I had to think about it, however, before I gave an 'Andrew Lang' lecture at St Andrews on Fairy-stories; and I must say I think the result was entirely beneficial to The Lord of the Rings, which was a practical demonstration of the views that I expressed. It was not written 'for children', or for any kind of person in particular, but for itself. (If any parts or elements in it appear 'childish', it is because I am childish, and like that kind of thing myself now.) I believe children do read it or listen to it eagerly, even quite young ones, and I am very pleased to hear it, though they must fail to understand most of it, and it is in any case stuffed with words that they are unlikely to understand – if by that one means 'recognize as something already known'. I hope it increases their vocabularies.
As for plenilune and argent, they are beautiful words before they are understood – I wish I could have the pleasure of meeting them for the first time again! — and how is one to know them till one does meet them? And surely the first meeting should be in a living context, and not in a dictionary, like dried flowers in a hortus siccus!
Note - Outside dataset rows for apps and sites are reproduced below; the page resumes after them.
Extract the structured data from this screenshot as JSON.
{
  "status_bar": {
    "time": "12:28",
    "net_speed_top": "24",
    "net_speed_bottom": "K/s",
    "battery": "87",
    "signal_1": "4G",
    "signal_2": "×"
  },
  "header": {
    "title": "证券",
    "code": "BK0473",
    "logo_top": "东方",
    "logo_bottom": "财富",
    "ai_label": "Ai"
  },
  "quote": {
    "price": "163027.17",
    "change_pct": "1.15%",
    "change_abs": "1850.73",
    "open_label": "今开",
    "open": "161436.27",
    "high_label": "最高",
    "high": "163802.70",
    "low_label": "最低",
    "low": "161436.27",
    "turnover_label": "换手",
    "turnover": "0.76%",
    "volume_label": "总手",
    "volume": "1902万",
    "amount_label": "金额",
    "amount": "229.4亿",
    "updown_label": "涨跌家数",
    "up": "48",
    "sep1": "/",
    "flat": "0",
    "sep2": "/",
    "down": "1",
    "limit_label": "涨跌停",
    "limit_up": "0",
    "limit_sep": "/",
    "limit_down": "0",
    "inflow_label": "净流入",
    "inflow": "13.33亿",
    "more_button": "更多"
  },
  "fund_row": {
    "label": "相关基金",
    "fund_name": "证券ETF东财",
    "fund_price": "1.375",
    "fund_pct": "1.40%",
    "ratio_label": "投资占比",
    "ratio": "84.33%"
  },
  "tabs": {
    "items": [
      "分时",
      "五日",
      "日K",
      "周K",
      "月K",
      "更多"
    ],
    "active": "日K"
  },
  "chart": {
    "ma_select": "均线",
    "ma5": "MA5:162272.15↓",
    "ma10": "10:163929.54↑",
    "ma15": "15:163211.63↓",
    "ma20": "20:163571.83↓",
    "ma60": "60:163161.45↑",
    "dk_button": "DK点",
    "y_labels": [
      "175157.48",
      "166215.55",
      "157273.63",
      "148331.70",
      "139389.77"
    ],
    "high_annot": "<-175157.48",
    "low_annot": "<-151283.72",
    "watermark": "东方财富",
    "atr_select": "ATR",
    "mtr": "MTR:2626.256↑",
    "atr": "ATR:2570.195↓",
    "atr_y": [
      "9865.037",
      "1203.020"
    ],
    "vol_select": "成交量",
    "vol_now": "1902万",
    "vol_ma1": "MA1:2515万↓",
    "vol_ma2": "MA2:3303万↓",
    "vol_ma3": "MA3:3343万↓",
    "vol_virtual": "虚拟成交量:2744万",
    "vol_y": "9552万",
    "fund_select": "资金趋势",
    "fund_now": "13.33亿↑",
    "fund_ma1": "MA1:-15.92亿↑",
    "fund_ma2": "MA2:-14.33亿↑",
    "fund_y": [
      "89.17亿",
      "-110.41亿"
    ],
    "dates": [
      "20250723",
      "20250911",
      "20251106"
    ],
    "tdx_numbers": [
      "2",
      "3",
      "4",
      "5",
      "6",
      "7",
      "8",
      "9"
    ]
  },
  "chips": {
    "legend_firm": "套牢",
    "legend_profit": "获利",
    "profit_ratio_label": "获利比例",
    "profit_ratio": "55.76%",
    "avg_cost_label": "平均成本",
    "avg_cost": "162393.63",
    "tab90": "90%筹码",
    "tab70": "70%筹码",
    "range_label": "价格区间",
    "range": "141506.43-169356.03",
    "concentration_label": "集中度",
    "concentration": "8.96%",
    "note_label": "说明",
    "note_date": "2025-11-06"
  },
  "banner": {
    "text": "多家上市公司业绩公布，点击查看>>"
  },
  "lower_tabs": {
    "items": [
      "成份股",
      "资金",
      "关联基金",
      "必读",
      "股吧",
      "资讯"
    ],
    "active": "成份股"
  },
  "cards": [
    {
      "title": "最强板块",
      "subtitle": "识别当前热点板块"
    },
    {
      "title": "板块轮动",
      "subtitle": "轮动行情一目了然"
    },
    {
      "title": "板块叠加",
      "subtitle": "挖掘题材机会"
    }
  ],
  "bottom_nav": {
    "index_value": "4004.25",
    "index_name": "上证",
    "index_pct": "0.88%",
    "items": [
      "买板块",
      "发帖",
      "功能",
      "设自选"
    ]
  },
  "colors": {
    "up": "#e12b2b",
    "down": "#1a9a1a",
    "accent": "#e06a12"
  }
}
Children are not a class or kind, they are a heterogeneous collection of immature persons, varying, as persons do, in their reach, and in their ability to extend it when stimulated. As soon as you limit your vocabulary to what you suppose to be within their reach, you in fact simply cut off the gifted ones from the chance of extending it.
Surely I am 'childish' enough, and that ought to be enough for real children or any one 'childish' in the same sort of way, and never mind if the old chap knows a lot of jolly words. I send you a little piece of nonsense that I wrote only the other day, as evidence of my childishness. Though I have alas! picked up enough grown-up jargon to write in imitation of my elders; and I might say 'it is a neatly constructed trifle, an amusing attempt to penetrate the elf-childishness of an elf-child, if any such thing existed!' (...) Don't bother about the 'opinions'. In fact I write as I do, ill or well, because I cannot write otherwise. If it pleases anybody, large or small, I am as much surprised as delighted. God bless you. Very much love.
Letters of J.R.R. Tolkien
#234 : 22 November 1961